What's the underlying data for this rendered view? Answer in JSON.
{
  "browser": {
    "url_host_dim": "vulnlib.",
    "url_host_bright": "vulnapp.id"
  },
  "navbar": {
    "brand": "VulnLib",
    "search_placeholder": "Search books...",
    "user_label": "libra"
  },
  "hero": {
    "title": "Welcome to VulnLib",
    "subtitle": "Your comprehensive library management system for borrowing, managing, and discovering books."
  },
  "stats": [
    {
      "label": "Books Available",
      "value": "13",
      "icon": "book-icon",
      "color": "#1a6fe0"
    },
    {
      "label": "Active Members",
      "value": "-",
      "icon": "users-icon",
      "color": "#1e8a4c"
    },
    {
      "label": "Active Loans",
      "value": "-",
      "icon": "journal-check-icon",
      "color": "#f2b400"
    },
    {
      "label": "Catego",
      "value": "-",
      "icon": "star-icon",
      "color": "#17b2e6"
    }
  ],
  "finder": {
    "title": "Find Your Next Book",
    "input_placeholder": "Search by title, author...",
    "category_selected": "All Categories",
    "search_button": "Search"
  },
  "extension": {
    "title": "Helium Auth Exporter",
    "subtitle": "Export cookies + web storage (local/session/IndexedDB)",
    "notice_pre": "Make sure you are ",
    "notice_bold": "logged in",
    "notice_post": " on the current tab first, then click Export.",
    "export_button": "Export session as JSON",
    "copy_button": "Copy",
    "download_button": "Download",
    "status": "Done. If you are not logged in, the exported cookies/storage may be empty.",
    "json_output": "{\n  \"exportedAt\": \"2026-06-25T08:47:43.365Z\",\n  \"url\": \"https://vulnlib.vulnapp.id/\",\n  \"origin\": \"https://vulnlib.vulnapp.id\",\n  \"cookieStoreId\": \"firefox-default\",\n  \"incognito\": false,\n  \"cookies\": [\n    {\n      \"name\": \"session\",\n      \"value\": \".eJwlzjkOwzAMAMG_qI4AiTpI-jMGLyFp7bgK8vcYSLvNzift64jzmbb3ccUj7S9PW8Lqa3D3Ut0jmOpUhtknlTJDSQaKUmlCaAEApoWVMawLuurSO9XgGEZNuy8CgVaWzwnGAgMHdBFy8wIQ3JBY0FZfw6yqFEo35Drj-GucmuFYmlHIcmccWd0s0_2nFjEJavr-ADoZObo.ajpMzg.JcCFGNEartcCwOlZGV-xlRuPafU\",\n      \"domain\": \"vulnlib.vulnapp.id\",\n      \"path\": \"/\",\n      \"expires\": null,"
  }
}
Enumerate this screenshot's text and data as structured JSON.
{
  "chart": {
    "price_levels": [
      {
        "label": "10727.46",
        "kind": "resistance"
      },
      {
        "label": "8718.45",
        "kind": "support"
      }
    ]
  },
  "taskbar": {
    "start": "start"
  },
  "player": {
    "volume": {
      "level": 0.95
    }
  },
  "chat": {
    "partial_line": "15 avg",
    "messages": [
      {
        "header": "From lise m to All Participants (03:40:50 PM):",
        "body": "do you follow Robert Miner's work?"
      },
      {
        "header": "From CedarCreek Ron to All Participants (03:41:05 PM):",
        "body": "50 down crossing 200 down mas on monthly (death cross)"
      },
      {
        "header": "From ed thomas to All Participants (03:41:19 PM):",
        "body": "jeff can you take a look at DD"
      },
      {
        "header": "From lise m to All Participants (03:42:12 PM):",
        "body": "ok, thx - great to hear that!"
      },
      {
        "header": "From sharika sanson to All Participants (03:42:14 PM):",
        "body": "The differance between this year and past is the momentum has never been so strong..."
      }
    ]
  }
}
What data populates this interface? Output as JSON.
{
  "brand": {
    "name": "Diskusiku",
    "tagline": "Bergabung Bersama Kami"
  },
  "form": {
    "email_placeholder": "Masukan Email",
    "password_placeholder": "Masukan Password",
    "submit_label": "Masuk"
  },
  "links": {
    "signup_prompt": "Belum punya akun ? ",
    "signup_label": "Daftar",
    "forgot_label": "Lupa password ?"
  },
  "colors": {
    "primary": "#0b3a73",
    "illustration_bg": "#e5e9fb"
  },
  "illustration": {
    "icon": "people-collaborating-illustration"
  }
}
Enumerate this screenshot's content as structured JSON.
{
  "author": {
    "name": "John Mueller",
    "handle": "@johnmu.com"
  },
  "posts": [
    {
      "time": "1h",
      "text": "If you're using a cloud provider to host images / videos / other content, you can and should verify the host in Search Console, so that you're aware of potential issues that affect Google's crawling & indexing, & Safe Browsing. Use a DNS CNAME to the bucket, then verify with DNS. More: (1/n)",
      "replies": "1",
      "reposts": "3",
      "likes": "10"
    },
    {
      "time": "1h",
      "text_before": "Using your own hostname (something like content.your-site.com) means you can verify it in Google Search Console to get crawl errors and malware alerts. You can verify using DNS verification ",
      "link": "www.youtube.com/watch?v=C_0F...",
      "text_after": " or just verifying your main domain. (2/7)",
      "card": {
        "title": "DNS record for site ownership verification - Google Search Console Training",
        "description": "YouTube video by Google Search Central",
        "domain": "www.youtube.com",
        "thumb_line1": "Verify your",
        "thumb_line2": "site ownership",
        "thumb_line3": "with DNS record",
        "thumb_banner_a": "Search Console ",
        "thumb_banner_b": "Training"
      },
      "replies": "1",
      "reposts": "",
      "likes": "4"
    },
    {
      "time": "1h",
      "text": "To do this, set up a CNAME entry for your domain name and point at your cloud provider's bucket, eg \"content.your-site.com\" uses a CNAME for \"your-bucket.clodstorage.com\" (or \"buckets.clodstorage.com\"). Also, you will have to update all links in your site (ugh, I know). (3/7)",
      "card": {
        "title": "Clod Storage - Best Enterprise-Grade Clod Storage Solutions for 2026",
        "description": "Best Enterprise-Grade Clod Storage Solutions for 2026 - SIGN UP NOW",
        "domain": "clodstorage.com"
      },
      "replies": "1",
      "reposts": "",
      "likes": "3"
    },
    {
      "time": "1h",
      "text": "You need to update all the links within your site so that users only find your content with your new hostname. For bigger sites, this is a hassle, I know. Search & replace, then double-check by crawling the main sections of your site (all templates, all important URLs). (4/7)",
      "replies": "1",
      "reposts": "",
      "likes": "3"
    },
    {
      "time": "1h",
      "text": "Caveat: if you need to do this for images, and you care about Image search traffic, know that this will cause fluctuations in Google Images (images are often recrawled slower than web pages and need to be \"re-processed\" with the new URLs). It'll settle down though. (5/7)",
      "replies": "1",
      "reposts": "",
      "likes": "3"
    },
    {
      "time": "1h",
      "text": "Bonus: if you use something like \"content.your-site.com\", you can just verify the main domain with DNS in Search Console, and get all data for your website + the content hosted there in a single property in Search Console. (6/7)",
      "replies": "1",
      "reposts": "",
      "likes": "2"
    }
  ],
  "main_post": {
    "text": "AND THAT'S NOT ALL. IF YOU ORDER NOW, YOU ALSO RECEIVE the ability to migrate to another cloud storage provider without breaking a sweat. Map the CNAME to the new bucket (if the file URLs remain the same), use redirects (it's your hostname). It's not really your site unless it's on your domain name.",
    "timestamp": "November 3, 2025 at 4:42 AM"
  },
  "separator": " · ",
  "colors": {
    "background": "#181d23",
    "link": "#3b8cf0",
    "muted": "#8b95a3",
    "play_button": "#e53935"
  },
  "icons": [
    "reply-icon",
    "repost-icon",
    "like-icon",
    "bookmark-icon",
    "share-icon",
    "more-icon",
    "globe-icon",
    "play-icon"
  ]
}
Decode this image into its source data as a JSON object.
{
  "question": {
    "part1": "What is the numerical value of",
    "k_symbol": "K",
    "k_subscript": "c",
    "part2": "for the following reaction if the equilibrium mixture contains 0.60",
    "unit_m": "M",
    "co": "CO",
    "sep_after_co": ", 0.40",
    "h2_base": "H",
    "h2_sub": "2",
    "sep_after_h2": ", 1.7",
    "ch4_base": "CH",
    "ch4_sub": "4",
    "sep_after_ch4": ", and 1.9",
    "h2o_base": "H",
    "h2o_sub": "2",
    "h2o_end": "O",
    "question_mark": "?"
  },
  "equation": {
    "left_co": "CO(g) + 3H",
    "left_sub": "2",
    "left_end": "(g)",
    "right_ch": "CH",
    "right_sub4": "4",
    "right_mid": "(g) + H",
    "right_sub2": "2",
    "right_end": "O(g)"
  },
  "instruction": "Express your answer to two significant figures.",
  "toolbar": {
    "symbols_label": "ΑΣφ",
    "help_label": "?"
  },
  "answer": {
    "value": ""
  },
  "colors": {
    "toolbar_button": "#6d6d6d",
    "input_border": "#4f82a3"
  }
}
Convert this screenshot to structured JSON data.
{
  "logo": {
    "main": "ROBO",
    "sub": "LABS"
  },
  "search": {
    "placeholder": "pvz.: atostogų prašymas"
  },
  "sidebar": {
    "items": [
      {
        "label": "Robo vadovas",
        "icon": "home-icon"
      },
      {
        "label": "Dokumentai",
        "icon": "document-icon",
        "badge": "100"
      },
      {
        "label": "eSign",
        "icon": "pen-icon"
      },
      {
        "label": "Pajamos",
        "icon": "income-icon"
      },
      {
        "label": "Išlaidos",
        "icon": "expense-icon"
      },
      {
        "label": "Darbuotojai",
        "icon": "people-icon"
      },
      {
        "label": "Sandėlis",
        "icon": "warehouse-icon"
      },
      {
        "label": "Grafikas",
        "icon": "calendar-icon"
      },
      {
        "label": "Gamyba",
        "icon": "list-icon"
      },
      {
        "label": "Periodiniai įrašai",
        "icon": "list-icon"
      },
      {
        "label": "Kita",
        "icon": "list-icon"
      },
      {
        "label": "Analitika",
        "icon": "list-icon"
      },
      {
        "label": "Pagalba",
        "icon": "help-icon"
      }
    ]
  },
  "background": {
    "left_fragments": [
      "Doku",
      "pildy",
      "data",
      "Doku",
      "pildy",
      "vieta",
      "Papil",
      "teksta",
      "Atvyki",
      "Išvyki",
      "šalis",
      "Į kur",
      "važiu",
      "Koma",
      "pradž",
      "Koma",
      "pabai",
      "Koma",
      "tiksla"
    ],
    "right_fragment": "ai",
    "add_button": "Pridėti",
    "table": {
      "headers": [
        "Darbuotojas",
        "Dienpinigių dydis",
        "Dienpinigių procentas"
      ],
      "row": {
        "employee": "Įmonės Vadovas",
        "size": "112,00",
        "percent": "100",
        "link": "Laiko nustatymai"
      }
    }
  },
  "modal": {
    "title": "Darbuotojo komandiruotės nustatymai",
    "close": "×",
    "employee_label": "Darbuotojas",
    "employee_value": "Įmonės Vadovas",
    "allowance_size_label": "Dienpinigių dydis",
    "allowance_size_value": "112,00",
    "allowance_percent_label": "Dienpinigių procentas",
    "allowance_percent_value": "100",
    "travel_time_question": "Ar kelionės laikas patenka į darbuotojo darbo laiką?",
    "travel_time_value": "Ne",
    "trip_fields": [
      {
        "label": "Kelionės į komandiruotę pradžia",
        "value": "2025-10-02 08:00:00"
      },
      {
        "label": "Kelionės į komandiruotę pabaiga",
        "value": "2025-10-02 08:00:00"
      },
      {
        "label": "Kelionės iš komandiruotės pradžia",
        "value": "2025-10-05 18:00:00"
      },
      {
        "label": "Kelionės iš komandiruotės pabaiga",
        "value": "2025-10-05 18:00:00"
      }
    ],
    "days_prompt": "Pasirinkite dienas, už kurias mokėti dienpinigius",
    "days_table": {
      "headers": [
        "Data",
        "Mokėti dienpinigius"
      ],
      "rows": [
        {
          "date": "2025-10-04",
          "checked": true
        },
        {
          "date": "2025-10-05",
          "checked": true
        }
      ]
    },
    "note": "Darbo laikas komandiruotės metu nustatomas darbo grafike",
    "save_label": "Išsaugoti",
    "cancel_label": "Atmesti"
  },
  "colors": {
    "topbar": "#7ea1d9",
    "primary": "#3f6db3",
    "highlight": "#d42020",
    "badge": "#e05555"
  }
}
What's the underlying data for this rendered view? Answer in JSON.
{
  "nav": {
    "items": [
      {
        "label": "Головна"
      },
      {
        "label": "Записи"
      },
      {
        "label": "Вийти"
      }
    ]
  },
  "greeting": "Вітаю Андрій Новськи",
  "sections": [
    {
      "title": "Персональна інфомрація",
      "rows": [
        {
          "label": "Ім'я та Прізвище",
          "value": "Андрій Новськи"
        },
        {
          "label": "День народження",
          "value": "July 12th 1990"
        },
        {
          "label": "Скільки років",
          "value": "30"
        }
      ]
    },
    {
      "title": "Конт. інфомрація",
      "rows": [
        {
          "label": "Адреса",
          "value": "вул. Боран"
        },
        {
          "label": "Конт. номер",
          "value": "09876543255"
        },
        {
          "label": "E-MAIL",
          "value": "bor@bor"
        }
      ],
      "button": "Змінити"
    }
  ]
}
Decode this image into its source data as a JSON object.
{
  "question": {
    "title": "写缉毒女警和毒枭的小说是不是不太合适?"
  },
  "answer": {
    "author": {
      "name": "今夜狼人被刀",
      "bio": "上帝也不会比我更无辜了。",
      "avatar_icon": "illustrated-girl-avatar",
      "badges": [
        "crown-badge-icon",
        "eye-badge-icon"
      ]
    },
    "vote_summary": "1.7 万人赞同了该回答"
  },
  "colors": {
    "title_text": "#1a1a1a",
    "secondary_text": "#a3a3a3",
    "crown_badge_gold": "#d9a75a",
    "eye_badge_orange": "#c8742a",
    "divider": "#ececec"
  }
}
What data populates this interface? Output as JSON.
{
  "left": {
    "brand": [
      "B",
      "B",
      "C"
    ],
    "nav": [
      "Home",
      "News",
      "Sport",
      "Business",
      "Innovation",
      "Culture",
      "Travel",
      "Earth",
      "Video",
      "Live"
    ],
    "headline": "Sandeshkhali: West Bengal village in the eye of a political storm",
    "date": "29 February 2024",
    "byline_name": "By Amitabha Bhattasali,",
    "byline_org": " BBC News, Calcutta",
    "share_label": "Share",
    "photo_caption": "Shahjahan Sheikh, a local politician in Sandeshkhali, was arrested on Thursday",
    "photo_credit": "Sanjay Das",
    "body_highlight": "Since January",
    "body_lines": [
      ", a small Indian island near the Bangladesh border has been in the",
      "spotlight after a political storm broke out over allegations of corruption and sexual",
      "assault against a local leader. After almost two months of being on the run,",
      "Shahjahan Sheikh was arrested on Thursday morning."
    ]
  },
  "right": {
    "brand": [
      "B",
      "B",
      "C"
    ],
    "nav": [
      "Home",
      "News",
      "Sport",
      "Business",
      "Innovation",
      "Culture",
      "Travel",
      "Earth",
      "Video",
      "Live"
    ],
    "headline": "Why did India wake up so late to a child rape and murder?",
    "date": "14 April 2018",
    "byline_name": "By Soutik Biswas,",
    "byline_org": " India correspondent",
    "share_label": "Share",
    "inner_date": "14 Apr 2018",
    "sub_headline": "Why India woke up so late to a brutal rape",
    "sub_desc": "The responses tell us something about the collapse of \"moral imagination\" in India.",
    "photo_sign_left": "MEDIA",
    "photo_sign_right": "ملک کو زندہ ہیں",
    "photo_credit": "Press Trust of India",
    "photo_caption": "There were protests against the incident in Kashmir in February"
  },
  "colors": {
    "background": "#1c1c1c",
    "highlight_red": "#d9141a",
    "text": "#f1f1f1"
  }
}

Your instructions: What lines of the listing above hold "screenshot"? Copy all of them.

Solution:
Enumerate this screenshot's text and data as structured JSON.
Enumerate this screenshot's content as structured JSON.
Convert this screenshot to structured JSON data.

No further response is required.